While the health benefits from all types of exercise are indisputable – and keep us feeling and looking younger – there are different types of exercise that stimulate various, but specific, age-defying responses in our bodies.
Now recent research adds more evidence that high-intensity interval training is a superior method of exercise for guarding and even reversing some of the detrimental changes in our cells as we age.
While it is different from resistance training, HIIT involves repeating short bouts of activity at very high intensities followed by low-intensity periods. An example of HIIT at its most basic would be a combination of repeated sprints with walking in between. In a short length of exercise time, HIIT has the ability to increase mitochondrial content. Mitochondria are the powerhouses of the cell and help create energy. As we age their content reduces, which diminishes our ability to produce energy – resulting in more rapid fatigue.
Recently published in the journal of Cell Metabolism, researchers from the Mayo Clinic in Rochester, Minnesota found HIIT boosted the ability of the mitochondria within cells to generate energy 20 percent more in older versus younger subjects.
The study recruited participants into two distinct age groups: young (18 to 30 years) or older (65 to 80 years) with a goal of an equal number of men and women. The study then randomized the subjects into three groups of interval training, weight training, or a combination of the two for 12 weeks. Muscle biopsies were taken before and after to measure the impact on their muscle cells.
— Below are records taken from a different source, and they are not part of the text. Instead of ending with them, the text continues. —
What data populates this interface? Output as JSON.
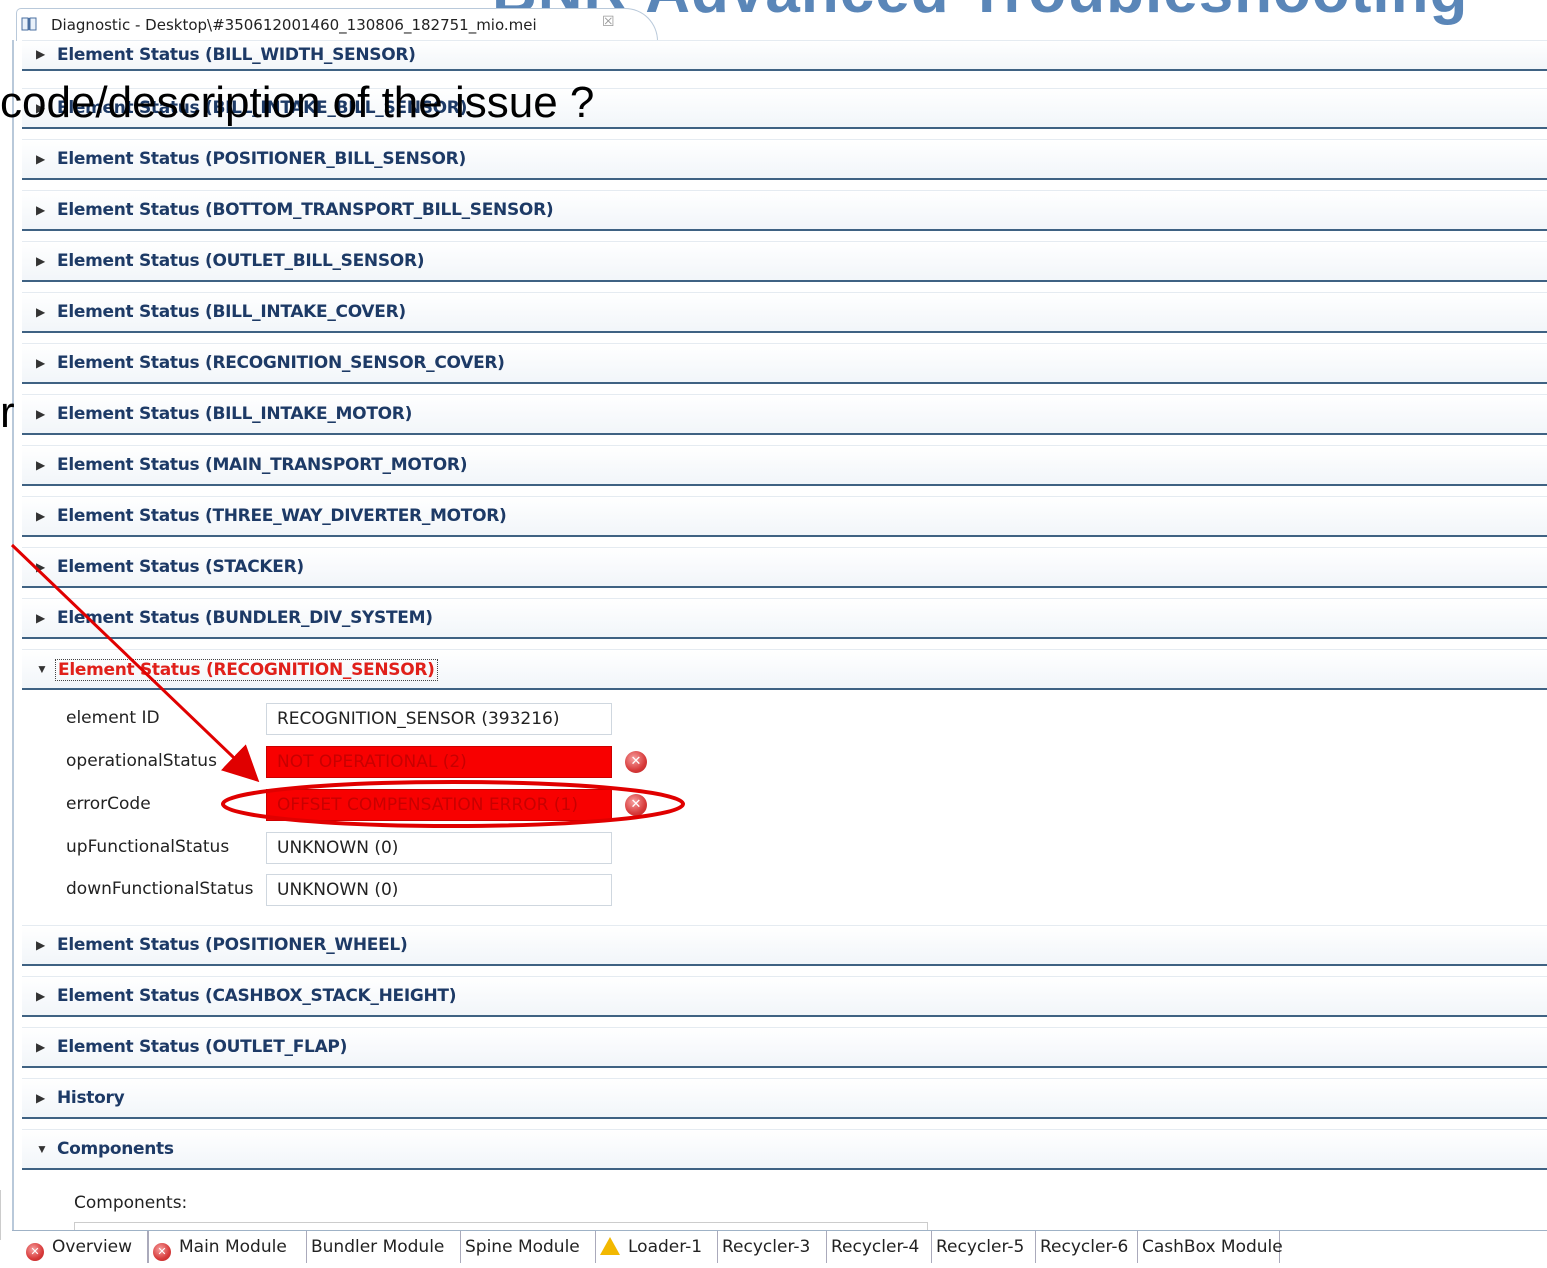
{
  "slide": {
    "title": "BNR Advanced Troubleshooting",
    "question": "code/description of the issue ?",
    "partial_char": "r"
  },
  "editor_tab": {
    "title": "Diagnostic - Desktop\\#350612001460_130806_182751_mio.mei",
    "close": "☒"
  },
  "sections": [
    {
      "label": "Element Status (BILL_WIDTH_SENSOR)",
      "state": "collapsed"
    },
    {
      "label": "Element Status (BILL_INTAKE_BILL_SENSOR)",
      "state": "collapsed"
    },
    {
      "label": "Element Status (POSITIONER_BILL_SENSOR)",
      "state": "collapsed"
    },
    {
      "label": "Element Status (BOTTOM_TRANSPORT_BILL_SENSOR)",
      "state": "collapsed"
    },
    {
      "label": "Element Status (OUTLET_BILL_SENSOR)",
      "state": "collapsed"
    },
    {
      "label": "Element Status (BILL_INTAKE_COVER)",
      "state": "collapsed"
    },
    {
      "label": "Element Status (RECOGNITION_SENSOR_COVER)",
      "state": "collapsed"
    },
    {
      "label": "Element Status (BILL_INTAKE_MOTOR)",
      "state": "collapsed"
    },
    {
      "label": "Element Status (MAIN_TRANSPORT_MOTOR)",
      "state": "collapsed"
    },
    {
      "label": "Element Status (THREE_WAY_DIVERTER_MOTOR)",
      "state": "collapsed"
    },
    {
      "label": "Element Status (STACKER)",
      "state": "collapsed"
    },
    {
      "label": "Element Status (BUNDLER_DIV_SYSTEM)",
      "state": "collapsed"
    },
    {
      "label": "Element Status (RECOGNITION_SENSOR)",
      "state": "expanded"
    },
    {
      "label": "Element Status (POSITIONER_WHEEL)",
      "state": "collapsed"
    },
    {
      "label": "Element Status (CASHBOX_STACK_HEIGHT)",
      "state": "collapsed"
    },
    {
      "label": "Element Status (OUTLET_FLAP)",
      "state": "collapsed"
    },
    {
      "label": "History",
      "state": "collapsed"
    },
    {
      "label": "Components",
      "state": "expanded"
    }
  ],
  "recognition_sensor": {
    "fields": [
      {
        "label": "element ID",
        "value": "RECOGNITION_SENSOR (393216)",
        "error": false
      },
      {
        "label": "operationalStatus",
        "value": "NOT OPERATIONAL (2)",
        "error": true
      },
      {
        "label": "errorCode",
        "value": "OFFSET COMPENSATION ERROR (1)",
        "error": true
      },
      {
        "label": "upFunctionalStatus",
        "value": "UNKNOWN (0)",
        "error": false
      },
      {
        "label": "downFunctionalStatus",
        "value": "UNKNOWN (0)",
        "error": false
      }
    ]
  },
  "components": {
    "label": "Components:"
  },
  "bottom_tabs": [
    {
      "label": "Overview",
      "icon": "error-icon"
    },
    {
      "label": "Main Module",
      "icon": "error-icon",
      "selected": true
    },
    {
      "label": "Bundler Module",
      "icon": ""
    },
    {
      "label": "Spine Module",
      "icon": ""
    },
    {
      "label": "Loader-1",
      "icon": "warning-icon"
    },
    {
      "label": "Recycler-3",
      "icon": ""
    },
    {
      "label": "Recycler-4",
      "icon": ""
    },
    {
      "label": "Recycler-5",
      "icon": ""
    },
    {
      "label": "Recycler-6",
      "icon": ""
    },
    {
      "label": "CashBox Module",
      "icon": ""
    }
  ],
  "colors": {
    "section_label": "#1d3a66",
    "active_label": "#e0201a",
    "error_field": "#f80000",
    "annotation": "#e00000"
  }
}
The study found that HIIT improved cardiovascular fitness, insulin sensitivity, mitochondrial respiration, and fat-free mass in both age groups. Weight training improved fat-free mass and insulin sensitivity in both age groups while the combination training had lesser gains, perhaps due to differences in training intensity.
In comparison to the other conditions, HIIT increased gene expression involved in mitochondrial production. But the greater expression was more profound in older adults. The research suggests HIIT could achieve its beneficial effects regardless of age.
Besides the mitochondrial changes, HIIT subjects also saw surges in lung, heart, and circulation health. The amount of oxygen they could inhale and consume rose significantly – by 28 percent in the younger group and by 17 percent in the older group. HIIT also had a positive effect on muscle, but not to the same extent as with weight training. Weight training triggered none of the mitochondrial and respiratory benefits that HIIT did.
HIIT is an excellent way to reap some unique health benefits and addresses many deficits as we age. While sprinting may not be the best choice for everyone, the concept can be applied to many forms of exercise including cycling, the elliptical machine, and swimming.
Robinson MM, Dasari S, Konopka AR, Johnson ML, Manjunatha S, Esponda RR, Carter RE, Lanza IR & Nair KS. Enhanced Protein Translation Underlies Improved Metabolic and Physical Adaptations to Different Exercise Training Modes in Young and Old Humans. Cell Metab. 2017 Mar 7; 25(3):581-592.